DATA SUPPLIED Start Marker

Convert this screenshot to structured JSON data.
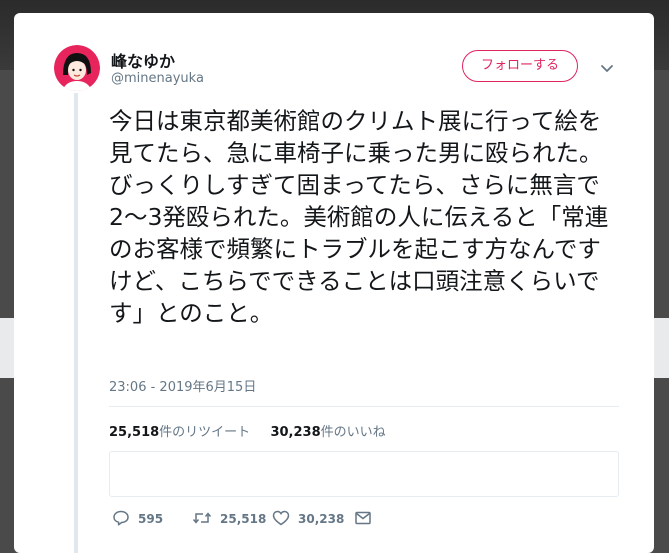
{
  "tweet": {
    "user": {
      "display_name": "峰なゆか",
      "handle": "@minenayuka"
    },
    "follow_label": "フォローする",
    "text": "今日は東京都美術館のクリムト展に行って絵を見てたら、急に車椅子に乗った男に殴られた。びっくりしすぎて固まってたら、さらに無言で2〜3発殴られた。美術館の人に伝えると「常連のお客様で頻繁にトラブルを起こす方なんですけど、こちらでできることは口頭注意くらいです」とのこと。",
    "timestamp": "23:06 - 2019年6月15日",
    "stats": {
      "retweets": "25,518",
      "retweets_label": "件のリツイート",
      "likes": "30,238",
      "likes_label": "件のいいね"
    },
    "actions": {
      "replies": "595",
      "retweets": "25,518",
      "likes": "30,238"
    }
  },
  "colors": {
    "accent": "#e0245e",
    "muted": "#657786",
    "text": "#14171a"
  },
  "icons": [
    "reply-icon",
    "retweet-icon",
    "like-icon",
    "direct-message-icon",
    "chevron-down-icon"
  ]
}
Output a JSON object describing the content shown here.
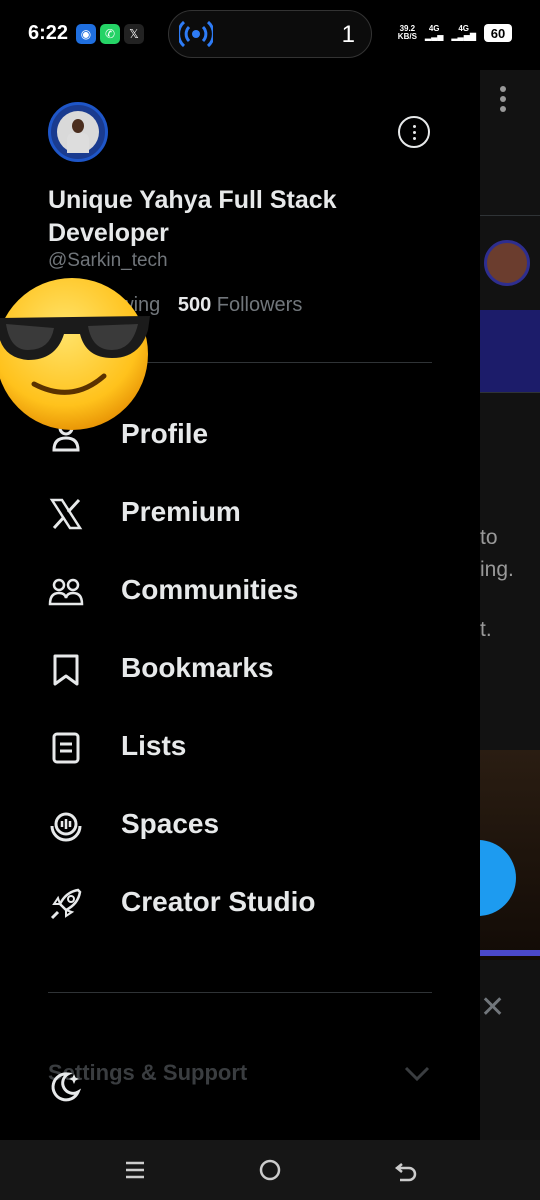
{
  "status": {
    "time": "6:22",
    "live_count": "1",
    "net_speed_top": "39.2",
    "net_speed_unit": "KB/S",
    "net1": "4G",
    "net2": "4G",
    "battery": "60"
  },
  "profile": {
    "name": "Unique Yahya Full Stack Developer",
    "handle": "@Sarkin_tech",
    "following_label": "owing",
    "followers_count": "500",
    "followers_label": "Followers"
  },
  "menu": [
    {
      "label": "Profile",
      "icon": "person-icon"
    },
    {
      "label": "Premium",
      "icon": "x-logo-icon"
    },
    {
      "label": "Communities",
      "icon": "communities-icon"
    },
    {
      "label": "Bookmarks",
      "icon": "bookmark-icon"
    },
    {
      "label": "Lists",
      "icon": "list-icon"
    },
    {
      "label": "Spaces",
      "icon": "spaces-icon"
    },
    {
      "label": "Creator Studio",
      "icon": "rocket-icon"
    }
  ],
  "settings": {
    "label": "Settings & Support"
  },
  "feed_peek": {
    "t1": "to",
    "t2": "ing.",
    "t3": "t."
  },
  "colors": {
    "accent": "#1d9bf0",
    "text": "#e7e9ea",
    "muted": "#71767b",
    "divider": "#2f3336"
  }
}
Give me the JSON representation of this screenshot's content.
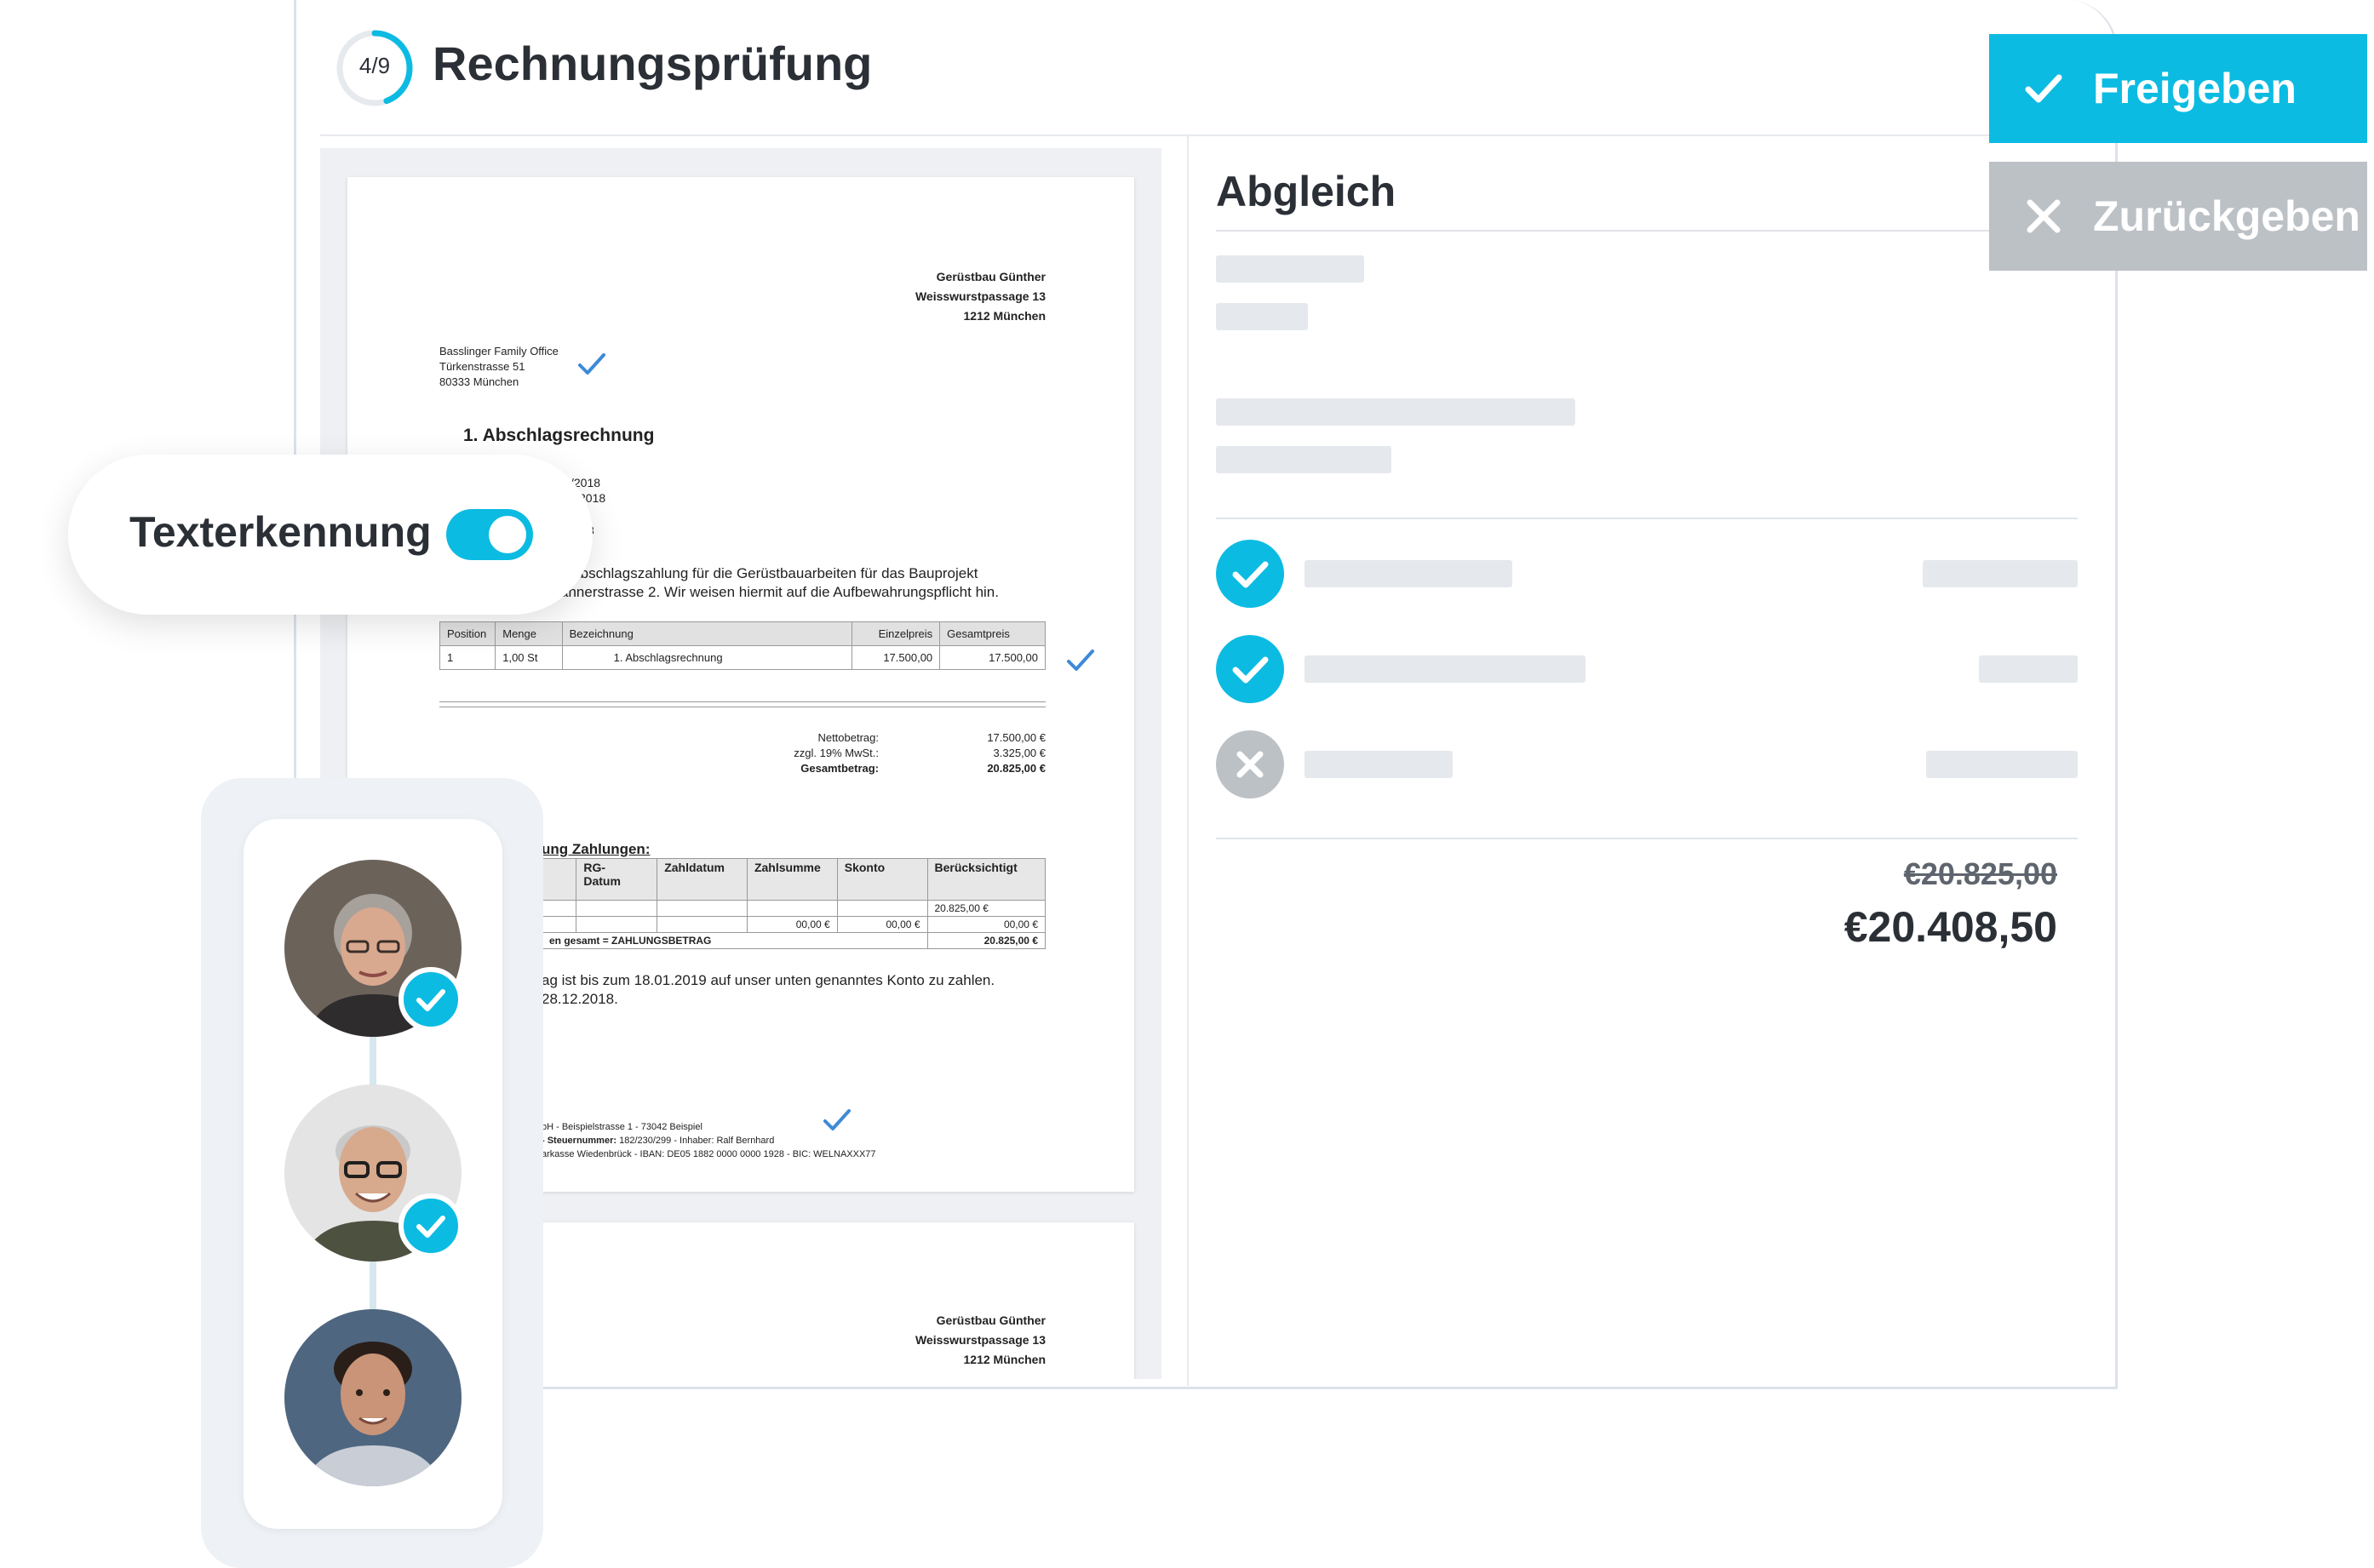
{
  "header": {
    "progress_text": "4/9",
    "progress_value": 0.444,
    "title": "Rechnungsprüfung"
  },
  "document": {
    "sender": [
      "Gerüstbau Günther",
      "Weisswurstpassage 13",
      "1212 München"
    ],
    "recipient": [
      "Basslinger Family Office",
      "Türkenstrasse 51",
      "80333 München"
    ],
    "invoice_title": "1.  Abschlagsrechnung",
    "partial_lines": [
      "/2018",
      "2018",
      "8"
    ],
    "body_lines": [
      "s Abschlagszahlung für die Gerüstbauarbeiten für das Bauprojekt",
      "annerstrasse 2. Wir weisen hiermit auf die Aufbewahrungspflicht hin."
    ],
    "items_table": {
      "headers": [
        "Position",
        "Menge",
        "Bezeichnung",
        "Einzelpreis",
        "Gesamtpreis"
      ],
      "rows": [
        [
          "1",
          "1,00 St",
          "1. Abschlagsrechnung",
          "17.500,00",
          "17.500,00"
        ]
      ]
    },
    "totals": [
      {
        "label": "Nettobetrag:",
        "value": "17.500,00 €"
      },
      {
        "label": "zzgl. 19% MwSt.:",
        "value": "3.325,00 €"
      },
      {
        "label": "Gesamtbetrag:",
        "value": "20.825,00 €"
      }
    ],
    "payments_heading": "ung Zahlungen:",
    "payments_table": {
      "headers": [
        "",
        "RG-\nDatum",
        "Zahldatum",
        "Zahlsumme",
        "Skonto",
        "Berücksichtigt"
      ],
      "row1": [
        "",
        "",
        "",
        "",
        "",
        "20.825,00 €"
      ],
      "row2": [
        "",
        "",
        "",
        "00,00 €",
        "00,00 €",
        "00,00 €"
      ],
      "total_label": "en gesamt = ZAHLUNGSBETRAG",
      "total_value": "20.825,00 €"
    },
    "payment_lines": [
      "ag ist bis zum 18.01.2019 auf unser unten genanntes Konto zu zahlen.",
      "28.12.2018."
    ],
    "footer_lines": [
      "bH - Beispielstrasse 1 - 73042 Beispiel",
      "- Steuernummer: 182/230/299 - Inhaber: Ralf Bernhard",
      "arkasse Wiedenbrück - IBAN: DE05 1882 0000 0000 1928 - BIC: WELNAXXX77"
    ],
    "footer_bold_fragment": "- Steuernummer:",
    "footer_rest": " 182/230/299 - Inhaber: Ralf Bernhard",
    "sender_page2": [
      "Gerüstbau Günther",
      "Weisswurstpassage 13",
      "1212 München"
    ]
  },
  "comparison": {
    "title": "Abgleich",
    "checks": [
      {
        "status": "ok",
        "icon": "check-icon"
      },
      {
        "status": "ok",
        "icon": "check-icon"
      },
      {
        "status": "failed",
        "icon": "close-icon"
      }
    ],
    "old_amount": "€20.825,00",
    "new_amount": "€20.408,50"
  },
  "actions": {
    "approve_label": "Freigeben",
    "return_label": "Zurückgeben"
  },
  "ocr": {
    "label": "Texterkennung",
    "enabled": true
  },
  "approvers": [
    {
      "name_icon": "avatar-woman",
      "approved": true
    },
    {
      "name_icon": "avatar-man-glasses",
      "approved": true
    },
    {
      "name_icon": "avatar-man-young",
      "approved": false
    }
  ],
  "colors": {
    "accent": "#0cbbe2",
    "muted": "#bcc1c6",
    "text": "#2b2f36",
    "placeholder": "#e5e8ec"
  }
}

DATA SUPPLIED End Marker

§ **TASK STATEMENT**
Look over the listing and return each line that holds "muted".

§ **EXERCISE RESPONSE**
    "muted": "#657786",
    "muted": "#71767b",
    "muted": "#bcc1c6",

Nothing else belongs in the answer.